Excerpts from a dataset:
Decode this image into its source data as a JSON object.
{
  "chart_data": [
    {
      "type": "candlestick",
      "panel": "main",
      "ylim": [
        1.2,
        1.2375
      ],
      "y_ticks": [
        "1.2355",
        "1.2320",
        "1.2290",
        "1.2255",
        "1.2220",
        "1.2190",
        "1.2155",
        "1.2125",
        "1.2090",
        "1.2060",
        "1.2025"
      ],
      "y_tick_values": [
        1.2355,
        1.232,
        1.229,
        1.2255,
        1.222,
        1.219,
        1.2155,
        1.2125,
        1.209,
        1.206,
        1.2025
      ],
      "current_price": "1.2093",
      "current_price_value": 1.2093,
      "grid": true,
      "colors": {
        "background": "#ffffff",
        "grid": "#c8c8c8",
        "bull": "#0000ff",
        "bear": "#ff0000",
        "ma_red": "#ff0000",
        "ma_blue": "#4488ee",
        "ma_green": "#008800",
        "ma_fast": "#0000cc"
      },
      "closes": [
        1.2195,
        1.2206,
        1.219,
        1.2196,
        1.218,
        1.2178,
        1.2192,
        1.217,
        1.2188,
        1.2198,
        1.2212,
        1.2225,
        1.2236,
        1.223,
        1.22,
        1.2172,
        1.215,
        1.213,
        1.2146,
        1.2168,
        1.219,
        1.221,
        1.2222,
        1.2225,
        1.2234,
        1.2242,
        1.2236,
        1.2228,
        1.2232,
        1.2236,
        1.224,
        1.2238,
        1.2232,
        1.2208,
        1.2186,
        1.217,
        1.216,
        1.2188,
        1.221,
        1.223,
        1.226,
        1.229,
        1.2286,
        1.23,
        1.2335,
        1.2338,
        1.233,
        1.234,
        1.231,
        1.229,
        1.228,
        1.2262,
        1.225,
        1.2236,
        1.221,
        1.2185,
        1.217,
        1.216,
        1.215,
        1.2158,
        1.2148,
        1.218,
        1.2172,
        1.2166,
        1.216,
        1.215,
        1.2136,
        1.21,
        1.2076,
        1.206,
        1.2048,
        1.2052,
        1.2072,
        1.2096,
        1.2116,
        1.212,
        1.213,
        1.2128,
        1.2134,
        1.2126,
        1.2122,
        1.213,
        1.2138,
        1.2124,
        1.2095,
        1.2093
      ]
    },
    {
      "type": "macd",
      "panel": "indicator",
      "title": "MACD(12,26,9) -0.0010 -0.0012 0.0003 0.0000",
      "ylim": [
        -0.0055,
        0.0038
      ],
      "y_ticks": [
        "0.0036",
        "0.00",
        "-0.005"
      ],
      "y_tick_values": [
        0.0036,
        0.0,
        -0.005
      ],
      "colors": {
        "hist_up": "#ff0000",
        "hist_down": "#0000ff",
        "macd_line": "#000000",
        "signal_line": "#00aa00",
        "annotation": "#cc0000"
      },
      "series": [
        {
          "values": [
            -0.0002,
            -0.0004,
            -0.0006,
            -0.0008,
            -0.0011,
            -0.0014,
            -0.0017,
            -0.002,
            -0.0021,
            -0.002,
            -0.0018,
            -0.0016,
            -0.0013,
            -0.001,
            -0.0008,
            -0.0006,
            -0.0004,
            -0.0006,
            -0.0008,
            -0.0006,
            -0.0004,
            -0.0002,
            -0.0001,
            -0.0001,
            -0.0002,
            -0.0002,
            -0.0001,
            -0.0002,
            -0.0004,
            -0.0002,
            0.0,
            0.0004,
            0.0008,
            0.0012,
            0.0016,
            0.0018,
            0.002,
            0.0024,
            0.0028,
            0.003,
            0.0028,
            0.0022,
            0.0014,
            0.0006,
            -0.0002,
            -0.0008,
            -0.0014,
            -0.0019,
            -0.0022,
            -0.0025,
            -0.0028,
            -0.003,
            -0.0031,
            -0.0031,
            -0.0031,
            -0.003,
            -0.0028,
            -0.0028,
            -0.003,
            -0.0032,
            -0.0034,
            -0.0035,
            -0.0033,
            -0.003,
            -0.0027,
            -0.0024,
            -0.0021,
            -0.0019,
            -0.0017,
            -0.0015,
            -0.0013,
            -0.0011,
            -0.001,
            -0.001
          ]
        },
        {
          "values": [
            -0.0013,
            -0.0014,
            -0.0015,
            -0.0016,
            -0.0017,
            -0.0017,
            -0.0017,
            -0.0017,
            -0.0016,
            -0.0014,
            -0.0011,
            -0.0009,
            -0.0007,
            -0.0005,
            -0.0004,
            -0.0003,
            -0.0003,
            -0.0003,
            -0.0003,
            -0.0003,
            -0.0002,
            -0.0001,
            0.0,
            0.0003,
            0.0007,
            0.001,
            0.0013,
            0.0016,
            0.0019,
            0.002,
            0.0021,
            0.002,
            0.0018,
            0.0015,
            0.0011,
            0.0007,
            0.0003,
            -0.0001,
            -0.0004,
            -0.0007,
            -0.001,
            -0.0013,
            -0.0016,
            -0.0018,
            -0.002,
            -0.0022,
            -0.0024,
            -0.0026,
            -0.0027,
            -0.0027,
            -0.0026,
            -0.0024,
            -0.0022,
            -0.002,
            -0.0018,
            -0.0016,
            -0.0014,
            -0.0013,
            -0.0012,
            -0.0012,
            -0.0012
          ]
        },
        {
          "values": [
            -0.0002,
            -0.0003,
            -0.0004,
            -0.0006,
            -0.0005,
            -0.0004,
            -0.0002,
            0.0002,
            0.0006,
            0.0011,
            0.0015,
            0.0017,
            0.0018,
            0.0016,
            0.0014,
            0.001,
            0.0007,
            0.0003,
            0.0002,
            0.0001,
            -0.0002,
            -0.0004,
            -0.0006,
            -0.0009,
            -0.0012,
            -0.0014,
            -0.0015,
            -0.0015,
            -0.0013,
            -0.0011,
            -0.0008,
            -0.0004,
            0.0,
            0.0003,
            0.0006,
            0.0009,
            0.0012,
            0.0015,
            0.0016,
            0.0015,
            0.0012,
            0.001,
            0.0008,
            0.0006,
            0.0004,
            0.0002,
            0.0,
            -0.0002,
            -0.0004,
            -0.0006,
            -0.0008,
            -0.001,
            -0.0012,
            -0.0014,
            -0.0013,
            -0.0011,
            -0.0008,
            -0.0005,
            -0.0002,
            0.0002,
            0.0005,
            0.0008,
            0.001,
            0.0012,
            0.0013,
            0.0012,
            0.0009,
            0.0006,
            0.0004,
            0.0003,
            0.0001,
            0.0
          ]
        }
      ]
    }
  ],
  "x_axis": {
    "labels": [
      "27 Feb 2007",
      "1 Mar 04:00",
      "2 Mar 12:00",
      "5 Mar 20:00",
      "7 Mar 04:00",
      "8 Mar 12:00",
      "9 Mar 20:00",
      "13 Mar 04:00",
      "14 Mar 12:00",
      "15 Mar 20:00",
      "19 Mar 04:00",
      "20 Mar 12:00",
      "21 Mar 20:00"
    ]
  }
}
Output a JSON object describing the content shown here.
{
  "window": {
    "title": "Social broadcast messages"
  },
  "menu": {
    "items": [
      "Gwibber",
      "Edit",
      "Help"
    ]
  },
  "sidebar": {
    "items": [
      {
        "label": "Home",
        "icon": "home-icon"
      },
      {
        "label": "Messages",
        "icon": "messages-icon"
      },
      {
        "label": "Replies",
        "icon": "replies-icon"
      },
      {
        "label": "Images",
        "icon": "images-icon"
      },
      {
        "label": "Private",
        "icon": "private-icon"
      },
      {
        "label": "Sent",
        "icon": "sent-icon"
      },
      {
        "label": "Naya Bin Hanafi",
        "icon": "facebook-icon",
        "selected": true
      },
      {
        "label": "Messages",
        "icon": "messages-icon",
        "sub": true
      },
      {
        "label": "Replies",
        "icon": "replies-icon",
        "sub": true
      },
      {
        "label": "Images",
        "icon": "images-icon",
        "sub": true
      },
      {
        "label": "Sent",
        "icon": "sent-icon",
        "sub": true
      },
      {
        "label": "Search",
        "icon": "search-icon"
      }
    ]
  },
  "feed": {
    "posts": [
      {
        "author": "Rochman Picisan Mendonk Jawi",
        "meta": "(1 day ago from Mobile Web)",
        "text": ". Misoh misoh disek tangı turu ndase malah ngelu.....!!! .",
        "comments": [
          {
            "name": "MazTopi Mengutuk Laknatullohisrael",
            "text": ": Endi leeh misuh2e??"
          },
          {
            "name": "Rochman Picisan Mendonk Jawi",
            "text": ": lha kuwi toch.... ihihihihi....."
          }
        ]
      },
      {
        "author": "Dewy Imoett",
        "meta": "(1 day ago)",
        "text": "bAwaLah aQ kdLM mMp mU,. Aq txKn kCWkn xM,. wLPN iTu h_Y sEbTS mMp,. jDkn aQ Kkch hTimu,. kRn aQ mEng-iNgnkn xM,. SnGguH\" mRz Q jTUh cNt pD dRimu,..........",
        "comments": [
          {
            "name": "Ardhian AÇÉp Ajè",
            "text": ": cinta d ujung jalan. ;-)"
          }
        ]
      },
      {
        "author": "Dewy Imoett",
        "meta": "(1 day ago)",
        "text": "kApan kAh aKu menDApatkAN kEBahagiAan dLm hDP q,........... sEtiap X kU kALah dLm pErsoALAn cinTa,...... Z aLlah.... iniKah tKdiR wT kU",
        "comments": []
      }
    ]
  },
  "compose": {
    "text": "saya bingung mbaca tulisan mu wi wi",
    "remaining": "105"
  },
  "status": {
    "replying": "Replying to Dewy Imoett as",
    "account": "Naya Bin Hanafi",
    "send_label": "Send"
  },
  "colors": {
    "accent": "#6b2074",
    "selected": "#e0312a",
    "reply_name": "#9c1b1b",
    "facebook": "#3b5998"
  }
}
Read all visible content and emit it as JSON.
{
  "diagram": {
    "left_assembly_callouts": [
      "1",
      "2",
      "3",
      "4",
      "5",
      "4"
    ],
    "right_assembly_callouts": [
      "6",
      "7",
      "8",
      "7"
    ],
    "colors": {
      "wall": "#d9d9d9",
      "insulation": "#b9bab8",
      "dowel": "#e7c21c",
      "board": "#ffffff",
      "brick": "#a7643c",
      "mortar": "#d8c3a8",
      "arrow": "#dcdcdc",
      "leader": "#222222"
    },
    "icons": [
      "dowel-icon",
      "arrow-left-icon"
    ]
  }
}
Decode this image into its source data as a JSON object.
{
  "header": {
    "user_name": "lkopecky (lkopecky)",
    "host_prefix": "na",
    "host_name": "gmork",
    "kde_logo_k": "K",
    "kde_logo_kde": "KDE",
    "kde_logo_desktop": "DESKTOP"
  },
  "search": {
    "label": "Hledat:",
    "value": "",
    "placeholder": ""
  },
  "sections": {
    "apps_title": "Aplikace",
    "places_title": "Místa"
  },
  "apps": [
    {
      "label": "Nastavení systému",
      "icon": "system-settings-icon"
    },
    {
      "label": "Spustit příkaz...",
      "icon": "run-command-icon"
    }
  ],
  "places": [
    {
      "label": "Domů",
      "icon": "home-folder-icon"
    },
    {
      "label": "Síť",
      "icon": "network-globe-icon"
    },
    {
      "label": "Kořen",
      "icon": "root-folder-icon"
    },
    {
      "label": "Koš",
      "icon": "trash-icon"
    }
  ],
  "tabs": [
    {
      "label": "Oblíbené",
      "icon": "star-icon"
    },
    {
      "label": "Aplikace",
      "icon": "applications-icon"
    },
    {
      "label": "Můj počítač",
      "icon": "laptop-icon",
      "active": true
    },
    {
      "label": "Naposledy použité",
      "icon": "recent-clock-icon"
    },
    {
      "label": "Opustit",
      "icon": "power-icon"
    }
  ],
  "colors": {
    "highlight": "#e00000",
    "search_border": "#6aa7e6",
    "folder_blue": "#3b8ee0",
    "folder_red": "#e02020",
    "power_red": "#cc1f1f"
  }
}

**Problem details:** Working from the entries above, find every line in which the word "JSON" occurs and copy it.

**Task result:**
Decode this image into its source data as a JSON object.
Output a JSON object describing the content shown here.
Read all visible content and emit it as JSON.
Decode this image into its source data as a JSON object.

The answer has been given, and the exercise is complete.